The New York Sun reported today: Ganji Is Near Death in Iranian Prison, a Dissident Reports (via Instapundit):
Akbar Ganji's 36-day hunger strike has nearly cost the Iranian dissident his life, according to a writer recently released from the Tehran prison that holds Mr. Ganji, whom President Bush and European Union leaders have demanded the mullahs set free.
In a telephone interview from Tehran, a former political prisoner who was released temporarily from Evin prison at the end of June, Amir Abbas Fakhravar, told The New York Sun that Mr. Ganji's kidneys had failed and that he was seen yesterday by two fellow inmates in Evin's hospital wing laying unconscious on a floor as two guards tried to prop him up.
As Tehran University students clashed with police in Iran yesterday [July 12] during demonstrations demanding the release of political prisoners, President Bush, from Washington, joined the growing movement calling for the release of dissident journalist Akbar Ganji.
"The President calls on all supporters of human rights and freedom, and the United Nations, to take up Ganji's case and the overall human rights situation in Iran," a statement released by the White House yesterday read. Calls for comment to U.N. spokesmen were unreturned at press time last night. "The President also calls on the Government of Iran to release Mr. Ganji immediately and unconditionally and to allow him access to medical assistance."
A journalist by trade, Mr. Ganji was arrested in 1997 for giving a lecture on "the theoretical foundations of Fascism," for which he spent three months in prison. Three years later, he was sentenced to 10 years in prison for attending a Berlin conference deemed "anti-revolutionary" and "anti-Islamic" by the Iranian authorities. An appellate court reduced Mr. Ganji's sentence to six months, but Tehran prosecutor Saeed Mortazavi intervened to impose a six-year sentence on other charges, such as his possession of photocopied foreign newspapers.
As a prisoner, Mr. Ganji has been every bit as nettlesome to the mullahs as he was as a free man. His "Republican Manifesto," first published in 2002 and released in expanded form last May, called on his fellow citizens to boycott the country's sham elections as a way of achieving genuine democracy. During his current hunger strike, Mr. Ganji has written two letters addressed "to all free people," which can be found in English translation at Free Ganji.
From the above Web site, quoting Akbar Ganji:
I will not stand the master-slave relationship, in which the Leader ascends to the ranks of a god and people descend to the level of slaves. ... I was forced to endure 2000 days in prison for expressing my dissenting opinions and beliefs. But two thousand days of jail in the sultanist system is not sufficient for otherness, for being unconventional, and for dissent. The punishment for "difference" is much heavier. Tolerating difference is the essential and inseparable component of democratic politics.
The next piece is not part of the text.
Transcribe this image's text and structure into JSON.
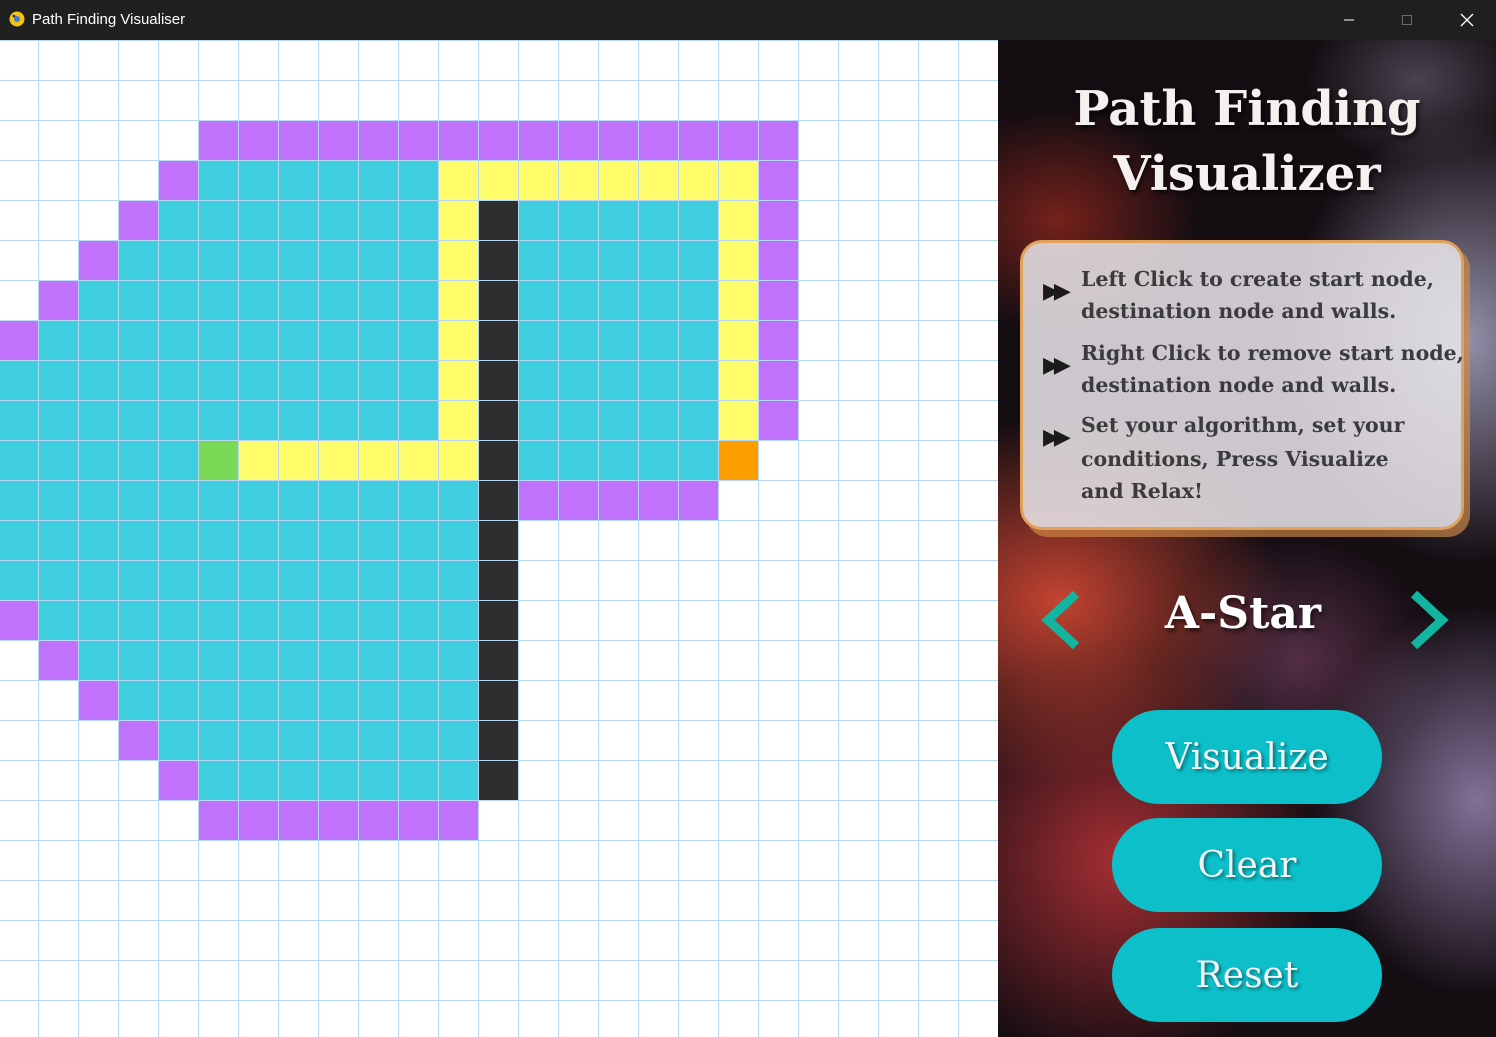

Intolerance and oppression are the main components of authoritarian regimes. ...
This candle is about to die out, but this voice will raise louder voices in its wake.
UPDATE I -- July 21: The New York Sun reports: Iran Is Considering Pardon for Ganji.
Dissident Iranian journalist Akbar Ganji may be pardoned for the remaining six months of his jail sentence, Iran's judiciary chief, Ayatollah Mahmoud Hashemi Shahrudi, said.
A pardon for Mr. Ganji would prove the efficacy of an international campaign in recent weeks demanding his unconditional release from prison. President Bush, E.U. leaders, and an Israeli politician and a former Russian political prisoner, Natan Sharansky, have called for the hunger-striker's unconditional release, as have human rights organizations and Western intellectuals, who signed a petition circulated by www.opendemocracy.net and the International Society for Iranian Studies-Committee for Academic and Intellectual Freedom.
UPDATE II -- July 24: BBC reports: Iran admits to abuse of prisoners.
The Iranian judiciary has said that human rights abuses have been taking place in the country's jails. A report drafted over several months says prison guards have ignored a legal order banning the use of torture by blindfolding and beating detainees. It also criticises police for arresting people without sufficient evidence.
Meanwhile lawyer and Nobel prize-winner Shirin Ebadi has complained that she has not been allowed to visit her client, jailed journalist Akbar Ganji. She has warned that his health is failing.
Posted by Forkum at July 19, 2005 05:55 PM